Selected from among the 30 best finalists, First Prize went to Mariusz Buczma from Poland for his shot of Volosi, a high-energy Carpathian string quartet live at the International Music Festival Jazzinec; Second Prize went to Pablo Reyes from Chile for a shot of Estaban Estay, Jeff Parker and others live at the 5th Anniversary Jazz Corner in Santiago de Chile; and Third Prize went to Oleg Panov from the Ukraine for his shot of trumpeter Christian Scott Atunde Adjuah at Leopolis Jazz Fest, Lviv, Ukraine.

The jury includes the previous Jazz World Photography winner, so this year it means Didier Jallais, a dentist from France; the photographer and founder of the Facebook group of Jazz Photographers, Antonio Porcar Cano from Spain; Jiri Kucera, a Czech photographer who emigrated to Canada; Dan Barta, a Czech vocalist, musician and photographer; Jiri Turek, another Czech photographer; and the three Czech founders of the competition, Ivan Prokop and Patrick Marek, who are both professional photographers, along with Tomas Katschner, who is a musician, producer and the organizer of Jazzinec.

It all began as an exhibition in 2013 titled Jazz World Photo, held as part of the Jazzinec Festival in Trutnov (north-eastern Bohemia). The first exhibit had 44 photos. Then in 2014, they had the idea to have a competition which would run from Jan. 1st to the 31st—putting out an open call on Facebook for the best jazz photos from around the world taken in the previous year. A jury would select the 30 best photos and exhibit them at the Jazzinec Festival. Besides this, they decided to produce a catalogue to print the 30 best, and the exhibit would continue on tour around the Czech Republic and to other countries.

There is no fee for entering the competition and so obviously interest grows significantly with each year. In the first year, they got 134 photos, promoting the competition only through Facebook. In 2019, 337 photos were submitted to the competition, according to one of the co-founders, Ivan Prokop.

“We didn’t know what we were getting into at the beginning. Where would we get the photos from? Who would even send us anything?” says Prokop. The winner of the first competition turned out to be a professional dentist from France, Didier Jallais, who also again won last year’s competition for 2018.

Among the founders, Ivan Prokop is the eldest and so he was also a member of the legendary Jazz Sekce (Jazz Section) in Czechoslovakia during the Communist era.
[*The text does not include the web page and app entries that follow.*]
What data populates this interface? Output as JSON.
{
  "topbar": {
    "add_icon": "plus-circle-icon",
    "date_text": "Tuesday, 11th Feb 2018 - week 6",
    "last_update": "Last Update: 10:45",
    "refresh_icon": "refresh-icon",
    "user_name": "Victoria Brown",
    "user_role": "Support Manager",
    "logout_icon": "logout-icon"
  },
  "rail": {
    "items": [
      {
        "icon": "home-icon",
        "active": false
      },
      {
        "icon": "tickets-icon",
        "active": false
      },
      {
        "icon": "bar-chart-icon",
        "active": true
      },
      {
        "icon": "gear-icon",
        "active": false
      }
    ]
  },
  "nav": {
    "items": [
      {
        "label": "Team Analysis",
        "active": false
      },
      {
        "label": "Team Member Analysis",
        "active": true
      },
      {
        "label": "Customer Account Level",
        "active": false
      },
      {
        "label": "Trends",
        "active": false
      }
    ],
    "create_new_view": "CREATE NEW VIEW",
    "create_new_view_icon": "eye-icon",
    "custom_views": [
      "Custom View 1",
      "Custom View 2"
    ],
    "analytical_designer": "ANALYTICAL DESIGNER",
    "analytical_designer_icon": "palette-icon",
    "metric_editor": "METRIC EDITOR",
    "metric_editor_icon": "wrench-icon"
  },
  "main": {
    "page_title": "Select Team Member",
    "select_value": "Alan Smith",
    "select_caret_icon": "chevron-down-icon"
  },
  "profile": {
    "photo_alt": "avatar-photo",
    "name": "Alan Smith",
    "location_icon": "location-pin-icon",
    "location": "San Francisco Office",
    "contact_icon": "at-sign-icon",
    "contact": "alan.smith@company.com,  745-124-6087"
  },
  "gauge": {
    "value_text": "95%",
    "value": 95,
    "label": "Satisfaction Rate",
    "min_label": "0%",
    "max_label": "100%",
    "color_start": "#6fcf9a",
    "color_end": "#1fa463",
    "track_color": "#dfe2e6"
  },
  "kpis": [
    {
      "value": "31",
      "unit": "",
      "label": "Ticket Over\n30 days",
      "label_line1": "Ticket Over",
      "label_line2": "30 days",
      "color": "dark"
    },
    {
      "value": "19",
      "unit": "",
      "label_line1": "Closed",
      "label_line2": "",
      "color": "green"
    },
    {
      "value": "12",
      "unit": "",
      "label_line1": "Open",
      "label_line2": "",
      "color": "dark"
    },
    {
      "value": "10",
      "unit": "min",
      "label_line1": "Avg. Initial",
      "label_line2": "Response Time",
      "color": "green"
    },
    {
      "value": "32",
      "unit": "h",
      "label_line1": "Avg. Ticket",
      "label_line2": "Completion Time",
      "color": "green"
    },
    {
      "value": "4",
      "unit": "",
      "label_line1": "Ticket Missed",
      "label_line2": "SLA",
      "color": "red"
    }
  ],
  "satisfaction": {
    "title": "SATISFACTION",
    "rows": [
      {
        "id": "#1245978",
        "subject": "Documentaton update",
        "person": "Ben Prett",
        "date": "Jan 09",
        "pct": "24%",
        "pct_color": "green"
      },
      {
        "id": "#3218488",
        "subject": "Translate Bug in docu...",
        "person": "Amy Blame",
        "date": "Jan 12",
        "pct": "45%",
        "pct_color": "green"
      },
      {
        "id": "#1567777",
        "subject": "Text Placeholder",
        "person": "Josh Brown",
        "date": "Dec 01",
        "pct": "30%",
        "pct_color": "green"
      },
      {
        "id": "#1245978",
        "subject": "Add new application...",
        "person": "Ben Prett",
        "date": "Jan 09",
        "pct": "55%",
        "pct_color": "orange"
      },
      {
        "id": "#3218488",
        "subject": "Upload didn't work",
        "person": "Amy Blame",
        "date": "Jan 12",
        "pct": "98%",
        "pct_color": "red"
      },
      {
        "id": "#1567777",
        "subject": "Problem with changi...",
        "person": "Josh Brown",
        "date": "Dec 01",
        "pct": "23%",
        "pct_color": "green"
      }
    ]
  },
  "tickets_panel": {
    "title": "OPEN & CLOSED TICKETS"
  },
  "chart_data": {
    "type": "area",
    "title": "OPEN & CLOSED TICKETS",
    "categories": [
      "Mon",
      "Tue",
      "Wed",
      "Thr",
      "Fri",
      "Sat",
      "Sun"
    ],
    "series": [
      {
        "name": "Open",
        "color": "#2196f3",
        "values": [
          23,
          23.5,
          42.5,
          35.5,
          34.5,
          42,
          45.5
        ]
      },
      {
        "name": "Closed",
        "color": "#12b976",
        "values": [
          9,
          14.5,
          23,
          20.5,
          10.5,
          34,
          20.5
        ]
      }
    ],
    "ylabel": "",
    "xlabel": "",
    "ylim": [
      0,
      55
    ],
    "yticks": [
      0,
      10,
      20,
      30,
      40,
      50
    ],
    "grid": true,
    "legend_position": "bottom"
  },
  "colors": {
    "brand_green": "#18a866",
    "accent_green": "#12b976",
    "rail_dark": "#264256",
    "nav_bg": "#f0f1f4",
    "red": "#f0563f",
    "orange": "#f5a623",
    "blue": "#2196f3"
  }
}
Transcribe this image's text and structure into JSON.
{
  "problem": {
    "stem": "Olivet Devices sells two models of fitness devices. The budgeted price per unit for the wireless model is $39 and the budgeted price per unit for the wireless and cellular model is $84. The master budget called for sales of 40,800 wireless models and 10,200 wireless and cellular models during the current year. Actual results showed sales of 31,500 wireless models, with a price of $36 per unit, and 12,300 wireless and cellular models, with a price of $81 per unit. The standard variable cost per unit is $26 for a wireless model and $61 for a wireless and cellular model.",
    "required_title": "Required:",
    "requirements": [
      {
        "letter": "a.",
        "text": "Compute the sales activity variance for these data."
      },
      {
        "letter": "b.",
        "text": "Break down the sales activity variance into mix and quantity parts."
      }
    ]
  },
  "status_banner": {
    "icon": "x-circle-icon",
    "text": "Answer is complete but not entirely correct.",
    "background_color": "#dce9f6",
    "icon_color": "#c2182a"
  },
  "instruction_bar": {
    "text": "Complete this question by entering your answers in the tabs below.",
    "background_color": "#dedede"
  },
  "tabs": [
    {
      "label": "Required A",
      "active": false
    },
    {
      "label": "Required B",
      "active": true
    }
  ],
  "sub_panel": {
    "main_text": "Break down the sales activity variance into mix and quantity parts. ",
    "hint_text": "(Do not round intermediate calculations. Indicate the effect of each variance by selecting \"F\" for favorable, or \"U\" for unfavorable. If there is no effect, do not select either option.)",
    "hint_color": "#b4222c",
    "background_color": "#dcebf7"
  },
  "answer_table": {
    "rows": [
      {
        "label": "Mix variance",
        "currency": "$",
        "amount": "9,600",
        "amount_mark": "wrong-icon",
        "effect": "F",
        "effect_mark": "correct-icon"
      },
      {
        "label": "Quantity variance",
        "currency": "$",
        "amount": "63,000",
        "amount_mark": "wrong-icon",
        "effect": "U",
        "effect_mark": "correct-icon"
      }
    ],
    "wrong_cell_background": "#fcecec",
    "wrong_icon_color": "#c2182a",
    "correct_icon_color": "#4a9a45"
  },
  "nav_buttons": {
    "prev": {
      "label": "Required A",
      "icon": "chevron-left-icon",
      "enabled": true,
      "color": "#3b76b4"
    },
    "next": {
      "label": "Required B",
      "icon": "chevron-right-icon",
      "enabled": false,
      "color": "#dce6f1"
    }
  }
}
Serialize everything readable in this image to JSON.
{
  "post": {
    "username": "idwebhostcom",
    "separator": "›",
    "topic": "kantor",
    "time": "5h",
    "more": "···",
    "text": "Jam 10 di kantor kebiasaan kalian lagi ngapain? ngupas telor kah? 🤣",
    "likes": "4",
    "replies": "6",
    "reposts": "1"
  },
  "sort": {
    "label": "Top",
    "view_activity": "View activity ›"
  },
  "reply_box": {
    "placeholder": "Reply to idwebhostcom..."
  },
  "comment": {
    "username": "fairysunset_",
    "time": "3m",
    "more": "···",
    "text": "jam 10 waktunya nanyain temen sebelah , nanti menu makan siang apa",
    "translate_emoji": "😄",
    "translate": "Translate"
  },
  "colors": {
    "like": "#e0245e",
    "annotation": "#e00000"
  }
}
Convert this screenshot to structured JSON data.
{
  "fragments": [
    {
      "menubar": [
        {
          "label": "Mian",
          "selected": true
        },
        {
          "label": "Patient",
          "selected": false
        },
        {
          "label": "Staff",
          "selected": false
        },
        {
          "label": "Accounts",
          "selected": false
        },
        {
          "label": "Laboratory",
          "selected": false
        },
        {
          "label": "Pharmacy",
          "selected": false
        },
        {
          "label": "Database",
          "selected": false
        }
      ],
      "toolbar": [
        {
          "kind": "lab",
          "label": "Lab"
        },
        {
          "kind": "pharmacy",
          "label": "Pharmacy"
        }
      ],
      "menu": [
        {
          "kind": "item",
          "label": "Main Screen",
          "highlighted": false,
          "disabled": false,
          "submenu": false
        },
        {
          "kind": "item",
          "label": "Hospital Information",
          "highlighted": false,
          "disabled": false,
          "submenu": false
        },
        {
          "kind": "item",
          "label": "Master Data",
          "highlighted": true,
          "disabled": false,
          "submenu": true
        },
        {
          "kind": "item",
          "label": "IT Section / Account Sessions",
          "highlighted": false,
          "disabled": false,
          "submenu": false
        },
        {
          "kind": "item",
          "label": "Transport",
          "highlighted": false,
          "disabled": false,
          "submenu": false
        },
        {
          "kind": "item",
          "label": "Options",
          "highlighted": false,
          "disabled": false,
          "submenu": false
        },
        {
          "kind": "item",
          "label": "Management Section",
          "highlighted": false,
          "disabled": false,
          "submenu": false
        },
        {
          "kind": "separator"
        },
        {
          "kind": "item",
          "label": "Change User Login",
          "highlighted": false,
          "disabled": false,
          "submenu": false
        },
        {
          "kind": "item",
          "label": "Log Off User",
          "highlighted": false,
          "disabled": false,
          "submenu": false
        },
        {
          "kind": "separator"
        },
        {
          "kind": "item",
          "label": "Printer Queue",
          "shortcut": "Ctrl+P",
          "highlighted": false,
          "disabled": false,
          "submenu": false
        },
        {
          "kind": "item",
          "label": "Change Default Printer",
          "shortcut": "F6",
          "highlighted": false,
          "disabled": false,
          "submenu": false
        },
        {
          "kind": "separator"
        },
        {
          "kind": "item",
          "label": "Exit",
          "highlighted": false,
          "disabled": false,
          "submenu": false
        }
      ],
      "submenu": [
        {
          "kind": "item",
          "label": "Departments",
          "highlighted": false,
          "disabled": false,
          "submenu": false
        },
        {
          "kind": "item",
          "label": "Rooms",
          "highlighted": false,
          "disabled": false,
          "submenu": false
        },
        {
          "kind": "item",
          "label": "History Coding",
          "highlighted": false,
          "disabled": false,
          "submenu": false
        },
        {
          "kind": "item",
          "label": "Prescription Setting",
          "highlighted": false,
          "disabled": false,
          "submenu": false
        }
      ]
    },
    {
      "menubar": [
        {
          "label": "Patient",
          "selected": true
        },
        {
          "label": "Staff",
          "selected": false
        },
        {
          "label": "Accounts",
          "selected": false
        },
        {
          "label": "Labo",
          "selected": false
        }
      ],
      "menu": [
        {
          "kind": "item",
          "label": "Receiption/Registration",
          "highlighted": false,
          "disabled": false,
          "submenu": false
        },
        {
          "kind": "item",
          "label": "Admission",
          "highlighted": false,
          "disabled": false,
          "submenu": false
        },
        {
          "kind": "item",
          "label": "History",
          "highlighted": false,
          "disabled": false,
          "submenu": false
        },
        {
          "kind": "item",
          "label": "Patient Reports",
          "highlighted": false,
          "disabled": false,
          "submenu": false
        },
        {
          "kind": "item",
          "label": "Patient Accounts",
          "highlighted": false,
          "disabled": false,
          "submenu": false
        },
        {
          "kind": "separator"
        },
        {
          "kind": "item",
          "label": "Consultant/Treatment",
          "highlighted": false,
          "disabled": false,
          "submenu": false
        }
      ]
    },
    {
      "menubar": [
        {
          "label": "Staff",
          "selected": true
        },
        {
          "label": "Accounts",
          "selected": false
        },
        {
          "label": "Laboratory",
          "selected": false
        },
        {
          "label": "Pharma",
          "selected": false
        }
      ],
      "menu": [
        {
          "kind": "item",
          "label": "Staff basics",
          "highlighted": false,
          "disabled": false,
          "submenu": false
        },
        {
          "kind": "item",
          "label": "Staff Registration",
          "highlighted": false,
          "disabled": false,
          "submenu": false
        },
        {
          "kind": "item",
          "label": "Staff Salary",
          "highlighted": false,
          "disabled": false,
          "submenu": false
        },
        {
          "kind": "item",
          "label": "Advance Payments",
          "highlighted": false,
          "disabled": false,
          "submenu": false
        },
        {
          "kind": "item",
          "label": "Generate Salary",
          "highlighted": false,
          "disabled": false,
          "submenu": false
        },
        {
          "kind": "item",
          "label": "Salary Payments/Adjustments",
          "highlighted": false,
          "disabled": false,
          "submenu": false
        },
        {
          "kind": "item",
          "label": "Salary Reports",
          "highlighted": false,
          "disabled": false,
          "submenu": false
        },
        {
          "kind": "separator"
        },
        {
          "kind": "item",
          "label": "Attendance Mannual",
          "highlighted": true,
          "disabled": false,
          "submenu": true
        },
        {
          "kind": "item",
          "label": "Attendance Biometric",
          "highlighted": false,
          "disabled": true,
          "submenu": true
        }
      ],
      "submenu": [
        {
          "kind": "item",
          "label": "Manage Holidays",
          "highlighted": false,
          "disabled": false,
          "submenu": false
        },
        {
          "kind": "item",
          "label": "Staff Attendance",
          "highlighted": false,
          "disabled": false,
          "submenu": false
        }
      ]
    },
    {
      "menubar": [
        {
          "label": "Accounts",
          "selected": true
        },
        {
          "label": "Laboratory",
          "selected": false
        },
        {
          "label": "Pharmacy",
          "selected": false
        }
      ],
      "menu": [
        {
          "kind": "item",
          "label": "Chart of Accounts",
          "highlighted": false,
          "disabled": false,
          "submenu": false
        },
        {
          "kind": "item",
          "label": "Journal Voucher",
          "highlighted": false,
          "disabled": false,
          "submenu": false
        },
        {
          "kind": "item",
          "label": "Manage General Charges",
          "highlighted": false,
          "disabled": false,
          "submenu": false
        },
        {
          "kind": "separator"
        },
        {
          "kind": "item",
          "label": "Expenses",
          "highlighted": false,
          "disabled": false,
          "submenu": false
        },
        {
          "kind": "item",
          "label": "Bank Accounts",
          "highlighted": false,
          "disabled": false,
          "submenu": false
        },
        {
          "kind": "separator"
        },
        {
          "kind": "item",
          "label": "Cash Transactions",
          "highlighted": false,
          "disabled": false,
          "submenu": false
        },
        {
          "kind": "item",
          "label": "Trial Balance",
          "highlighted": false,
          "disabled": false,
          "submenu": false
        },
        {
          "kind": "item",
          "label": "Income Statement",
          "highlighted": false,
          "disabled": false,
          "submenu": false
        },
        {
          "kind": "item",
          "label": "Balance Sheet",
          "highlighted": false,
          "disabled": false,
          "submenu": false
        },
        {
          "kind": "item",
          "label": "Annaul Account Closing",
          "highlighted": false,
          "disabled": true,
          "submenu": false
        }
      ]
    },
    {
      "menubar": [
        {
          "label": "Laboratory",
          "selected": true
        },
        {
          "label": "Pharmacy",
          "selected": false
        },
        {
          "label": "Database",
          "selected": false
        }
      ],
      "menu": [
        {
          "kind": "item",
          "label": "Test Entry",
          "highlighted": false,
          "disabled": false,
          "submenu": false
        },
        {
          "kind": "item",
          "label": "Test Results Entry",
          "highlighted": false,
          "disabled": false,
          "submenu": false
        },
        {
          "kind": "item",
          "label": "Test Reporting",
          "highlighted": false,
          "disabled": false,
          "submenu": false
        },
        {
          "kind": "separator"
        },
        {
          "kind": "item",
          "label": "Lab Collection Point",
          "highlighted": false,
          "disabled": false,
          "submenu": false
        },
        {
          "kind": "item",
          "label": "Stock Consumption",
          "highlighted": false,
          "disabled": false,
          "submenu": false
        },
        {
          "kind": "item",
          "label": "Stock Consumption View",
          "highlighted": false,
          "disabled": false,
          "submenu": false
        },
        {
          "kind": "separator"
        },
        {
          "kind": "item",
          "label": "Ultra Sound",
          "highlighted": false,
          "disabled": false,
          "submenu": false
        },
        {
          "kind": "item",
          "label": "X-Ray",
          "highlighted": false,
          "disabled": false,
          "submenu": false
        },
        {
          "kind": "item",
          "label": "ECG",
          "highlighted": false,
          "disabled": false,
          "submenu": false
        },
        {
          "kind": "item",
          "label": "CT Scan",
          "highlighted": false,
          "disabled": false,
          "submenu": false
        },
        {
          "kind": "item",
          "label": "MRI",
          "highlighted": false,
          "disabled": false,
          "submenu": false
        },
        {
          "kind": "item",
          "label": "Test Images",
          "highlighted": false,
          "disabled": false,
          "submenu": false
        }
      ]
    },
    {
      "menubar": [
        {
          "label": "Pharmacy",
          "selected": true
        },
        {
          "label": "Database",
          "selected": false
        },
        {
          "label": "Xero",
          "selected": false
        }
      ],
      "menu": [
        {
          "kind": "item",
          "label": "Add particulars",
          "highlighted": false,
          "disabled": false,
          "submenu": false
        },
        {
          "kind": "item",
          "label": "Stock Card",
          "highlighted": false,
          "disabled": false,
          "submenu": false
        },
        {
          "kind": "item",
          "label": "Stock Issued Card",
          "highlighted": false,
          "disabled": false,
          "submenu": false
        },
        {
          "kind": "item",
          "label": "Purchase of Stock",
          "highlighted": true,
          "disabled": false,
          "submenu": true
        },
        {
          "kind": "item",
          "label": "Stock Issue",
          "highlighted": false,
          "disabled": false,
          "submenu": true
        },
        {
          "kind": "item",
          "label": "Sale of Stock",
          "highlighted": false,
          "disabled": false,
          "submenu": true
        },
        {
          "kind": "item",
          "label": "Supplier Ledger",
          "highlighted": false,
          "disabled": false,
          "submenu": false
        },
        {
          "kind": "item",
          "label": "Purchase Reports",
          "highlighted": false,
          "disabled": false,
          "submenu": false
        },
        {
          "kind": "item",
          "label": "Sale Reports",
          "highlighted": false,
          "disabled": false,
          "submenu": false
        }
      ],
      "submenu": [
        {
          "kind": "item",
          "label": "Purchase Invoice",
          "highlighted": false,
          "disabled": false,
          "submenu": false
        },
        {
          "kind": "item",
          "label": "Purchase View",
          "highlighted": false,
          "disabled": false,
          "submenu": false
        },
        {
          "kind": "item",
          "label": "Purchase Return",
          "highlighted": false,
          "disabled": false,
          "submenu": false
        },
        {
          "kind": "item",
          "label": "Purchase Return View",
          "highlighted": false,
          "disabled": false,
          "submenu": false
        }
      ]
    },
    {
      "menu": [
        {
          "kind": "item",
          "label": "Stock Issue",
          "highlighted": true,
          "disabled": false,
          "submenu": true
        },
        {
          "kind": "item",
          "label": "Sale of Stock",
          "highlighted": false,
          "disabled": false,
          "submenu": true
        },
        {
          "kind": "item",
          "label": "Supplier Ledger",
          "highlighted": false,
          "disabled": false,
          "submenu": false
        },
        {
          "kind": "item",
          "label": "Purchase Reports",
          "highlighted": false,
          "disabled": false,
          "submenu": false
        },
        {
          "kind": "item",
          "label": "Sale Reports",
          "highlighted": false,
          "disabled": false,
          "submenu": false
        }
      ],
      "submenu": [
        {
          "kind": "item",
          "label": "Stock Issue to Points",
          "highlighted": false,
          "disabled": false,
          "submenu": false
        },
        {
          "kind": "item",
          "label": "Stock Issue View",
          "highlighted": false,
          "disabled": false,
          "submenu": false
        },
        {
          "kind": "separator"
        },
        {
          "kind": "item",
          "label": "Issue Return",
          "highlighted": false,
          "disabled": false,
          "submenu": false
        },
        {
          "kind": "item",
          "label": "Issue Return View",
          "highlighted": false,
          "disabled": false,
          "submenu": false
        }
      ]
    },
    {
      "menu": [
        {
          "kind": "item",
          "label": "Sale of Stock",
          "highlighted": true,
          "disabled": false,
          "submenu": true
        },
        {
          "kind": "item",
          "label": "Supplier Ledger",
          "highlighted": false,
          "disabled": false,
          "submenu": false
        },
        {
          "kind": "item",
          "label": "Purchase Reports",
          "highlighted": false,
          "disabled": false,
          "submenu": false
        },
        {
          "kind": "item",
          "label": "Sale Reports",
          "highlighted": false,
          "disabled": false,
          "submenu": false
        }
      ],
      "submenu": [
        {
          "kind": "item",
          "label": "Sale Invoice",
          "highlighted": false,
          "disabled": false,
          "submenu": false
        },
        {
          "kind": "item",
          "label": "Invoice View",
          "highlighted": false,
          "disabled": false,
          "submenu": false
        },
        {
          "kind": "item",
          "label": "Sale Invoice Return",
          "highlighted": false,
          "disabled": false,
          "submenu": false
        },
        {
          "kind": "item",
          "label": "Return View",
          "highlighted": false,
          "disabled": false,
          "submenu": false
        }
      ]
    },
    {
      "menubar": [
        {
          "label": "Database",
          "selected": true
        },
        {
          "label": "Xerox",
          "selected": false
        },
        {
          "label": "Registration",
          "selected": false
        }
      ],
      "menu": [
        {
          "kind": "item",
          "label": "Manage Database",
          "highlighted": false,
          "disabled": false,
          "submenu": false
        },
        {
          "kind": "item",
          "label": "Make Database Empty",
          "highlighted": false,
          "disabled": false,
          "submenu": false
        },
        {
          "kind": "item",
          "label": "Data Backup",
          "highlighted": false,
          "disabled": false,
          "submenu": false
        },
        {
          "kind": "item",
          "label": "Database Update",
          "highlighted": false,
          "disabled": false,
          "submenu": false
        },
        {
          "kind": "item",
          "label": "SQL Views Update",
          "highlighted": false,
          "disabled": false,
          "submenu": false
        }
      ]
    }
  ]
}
The Jazz Section was official then went underground, meaning it initially formed with state approval but then continued despite the imprisonment of key figures who led the organization in promoting jazz and rock concerts, exhibits and publishing music journals in the 70s and 80s, until the Velvet Revolution ended Communism in 1989.

Prokop, who is now in his mid-60s, was active in the Jazz Sekce since 1975, helping the organization with their publications, exhibits and concerts as someone schooled in printing and graphics. “We met every week on Wednesday evenings, and we prepared our activities,” he says.

“We couldn’t get music from abroad so easily, but I got access more with them,” says Prokop, explaining why he had joined the Jazz Section in the first place, soon after leaving the army. “Then starting in the 80s, we started to have problems with the government, because many more people were getting involved and they started to get more political, more critical of the communist regime,” he says.

With such origins, it is appropriate that the Jazz World Photo Competition and Exhibit is open to music scenes (photographers and musicians) around the world, far beyond the borders of the Czech Republic.

Jazz World Photo has travelling exhibits keeping the last three years of winners visible in galleries, jazz festivals or concert and theatre venues. For instance, currently, JWP 2017 is being exhibited in Pribram, central Bohemia, at the Frantisek Drtikol Gallery this summer 2019. Drtikol, born in Pribram (in 1883) and later based in Prague was a mystic and an influential photographer for the avant-garde (best known for his nudes). Meanwhile, the staged, most artistic entries and winners in this year’s competition seem to unwittingly conjure up kindred spirits of the early modernists of photography, like Frantisek Drtikol.

More Information can be found at the World Jazz Photo Competition website.

Last modified: August 2, 2019